Exam 1 :: Lecture Questions

_________ is one of the most important painters that built on Giotto’s artistic language.

Giovanni Pisano’s “Pulpit of Sant’Andrea” is mostly ______ in influence.

Through the Middle Ages, Italian painting is dominated by the _________ style and gives rise to the altarpiece.

Portrays the first sensuous female nude shown since Antiquity. Embodies Classical ideals and concern with anatomy.

The only major sculptor outside of Florence.

Is considered to be the Father of modern sculpture.

The new Renaissance vision projects a new vision of man and his world.

___________’s followers were known to master bodily motion of the most complex kind.

Cennino Cennini’s “Book on Art” claimed that this artist translated painting from Greek (Byzantine/Eastern style) to Latin (Italian style).

The Father of Renaissance Architecture.

Was one of the last and greatest Medieval Classicists.

_________ represents the first step in the progression of perspective of space and linear space.

___________ puts an end to the Gothic age with his __________.

______ dominates the 13th century, and _______’s designs are directly related to his designs.

_________ is the first architect for the Cathedral of Florence.

During the Medieval period, art is ______ in function.

Who marries the Florentine and Sienese styles to create a unique Tuscan style?

________’s Classicism is modeled from the Ancient Roman Republic.

_________ in Florence, is the most successful Italian Renaissance design of the period (Late 13th/Early 14th century).

The first renaissance architectural space that could be entered and experienced as a family mausoleum for the Medici family.

In Siena, the Byzantine tradition lives on through _______ until the 14 century.

Who painted the most melancholy image of the nativity ever?

___________ continued the independent exploration of landscape and architectural settings in Sienese art.

____________ takes an enormous step towards a unified perspective.

___________ produced the most significant Late Gothic monumental altarpiece in Florence with the _____________. It represents the final flowering of the Gothic style in Florence.

_________ is possibly the first freestanding group since Antiquity.

The first bronze statue of it’s size since Antiquity.

_______ produces one of the most important secular subjects of his day in _________ in the Council Chamber of the Palazzo Publico. It is the first appearance of landscape since Antiquity and is the earliest accurate depiction of a city scape in Siena at the time.

Everything in ________’s __________ is found in Classical art and is the last of major sculptural projects for the cathedral.

_________ adapts the French Gothic style to Sienese art and becomes instrumental in the creation and spread of the International Gothic style.

_________ is considered the FIRST artist to make a significant break from the Byzantine style with a sense of weight, bulk, and dimensionality.

In ________________, he claims the soul is beautiful and so is mans body and that the world is created for man and not for God. He also refutes the Medieval claim that man is useless to God and says that a man’s end is not in God, but in knowledge.
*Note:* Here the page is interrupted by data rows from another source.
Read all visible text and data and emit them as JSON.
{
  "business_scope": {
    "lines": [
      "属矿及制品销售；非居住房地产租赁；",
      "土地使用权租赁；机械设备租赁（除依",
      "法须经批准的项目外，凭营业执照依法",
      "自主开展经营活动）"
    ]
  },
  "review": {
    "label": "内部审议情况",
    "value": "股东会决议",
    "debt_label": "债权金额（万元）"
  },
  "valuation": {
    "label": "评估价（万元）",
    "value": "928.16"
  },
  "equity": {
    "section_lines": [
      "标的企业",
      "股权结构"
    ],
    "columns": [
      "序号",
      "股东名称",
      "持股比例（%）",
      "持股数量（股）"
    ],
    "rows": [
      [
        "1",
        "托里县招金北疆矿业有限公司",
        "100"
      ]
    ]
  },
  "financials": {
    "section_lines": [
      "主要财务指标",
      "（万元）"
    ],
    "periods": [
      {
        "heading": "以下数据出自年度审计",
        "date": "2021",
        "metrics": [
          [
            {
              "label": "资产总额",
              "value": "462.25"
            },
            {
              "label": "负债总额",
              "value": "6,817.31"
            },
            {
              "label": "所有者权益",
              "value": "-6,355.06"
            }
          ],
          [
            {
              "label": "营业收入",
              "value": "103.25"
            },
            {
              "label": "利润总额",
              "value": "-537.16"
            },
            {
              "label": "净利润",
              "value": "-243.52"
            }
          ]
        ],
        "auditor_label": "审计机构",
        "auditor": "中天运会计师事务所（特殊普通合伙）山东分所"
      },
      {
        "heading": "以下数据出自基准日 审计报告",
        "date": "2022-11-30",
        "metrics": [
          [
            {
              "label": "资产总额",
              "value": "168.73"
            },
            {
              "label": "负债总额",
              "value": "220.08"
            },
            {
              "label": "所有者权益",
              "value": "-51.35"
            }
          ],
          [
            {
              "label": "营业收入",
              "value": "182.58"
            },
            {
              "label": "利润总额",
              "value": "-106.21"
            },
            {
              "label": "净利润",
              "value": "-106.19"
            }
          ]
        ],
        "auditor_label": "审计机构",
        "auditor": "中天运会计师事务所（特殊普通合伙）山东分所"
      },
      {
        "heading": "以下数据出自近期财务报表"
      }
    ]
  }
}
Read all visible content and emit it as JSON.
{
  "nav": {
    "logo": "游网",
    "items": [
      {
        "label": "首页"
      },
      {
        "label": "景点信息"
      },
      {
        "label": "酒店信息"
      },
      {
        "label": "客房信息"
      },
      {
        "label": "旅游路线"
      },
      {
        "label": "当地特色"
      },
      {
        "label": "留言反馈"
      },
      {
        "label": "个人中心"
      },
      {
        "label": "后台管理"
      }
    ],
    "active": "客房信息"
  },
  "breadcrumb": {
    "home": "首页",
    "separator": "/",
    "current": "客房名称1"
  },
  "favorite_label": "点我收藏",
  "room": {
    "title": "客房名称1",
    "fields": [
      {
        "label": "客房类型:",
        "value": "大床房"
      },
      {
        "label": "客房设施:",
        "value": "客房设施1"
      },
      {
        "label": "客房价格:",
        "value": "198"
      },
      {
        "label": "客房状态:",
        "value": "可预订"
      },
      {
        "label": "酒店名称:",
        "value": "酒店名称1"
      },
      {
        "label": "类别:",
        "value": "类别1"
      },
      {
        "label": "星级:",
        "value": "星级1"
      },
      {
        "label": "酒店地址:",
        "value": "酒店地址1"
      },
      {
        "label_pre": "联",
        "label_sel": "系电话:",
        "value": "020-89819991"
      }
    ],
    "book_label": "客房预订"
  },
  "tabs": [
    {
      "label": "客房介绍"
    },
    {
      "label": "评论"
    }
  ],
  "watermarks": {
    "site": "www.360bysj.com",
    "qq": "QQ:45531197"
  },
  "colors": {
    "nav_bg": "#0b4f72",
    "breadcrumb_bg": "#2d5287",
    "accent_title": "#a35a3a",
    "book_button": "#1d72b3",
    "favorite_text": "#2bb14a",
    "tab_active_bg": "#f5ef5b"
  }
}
________ represents the Sienese style at its best.

Had an intense interest in classical forms.

_________ is a major innovator in the representation of interiors.

The final break from the Byzantine style is with _______. He is the first giant in a long list of Italian painting, and is the first Italian to make a major contribution to Italian fresco painting.

In _________, __________ makes his first complete visual statement of one point perspective.

_________’s method of relief sculpture in the ________ relief gives life to all other optical revolutions afterwards.

__________ makes the most significant contribution to Florentine sculpture.

This sculpture displays an intense anti-humanism in its negation of the renaissance faith in the beauty of man and physical form.

This structure shows Brunelleschi’s mathematical understanding of harmonious proportions in his use of the repeated square.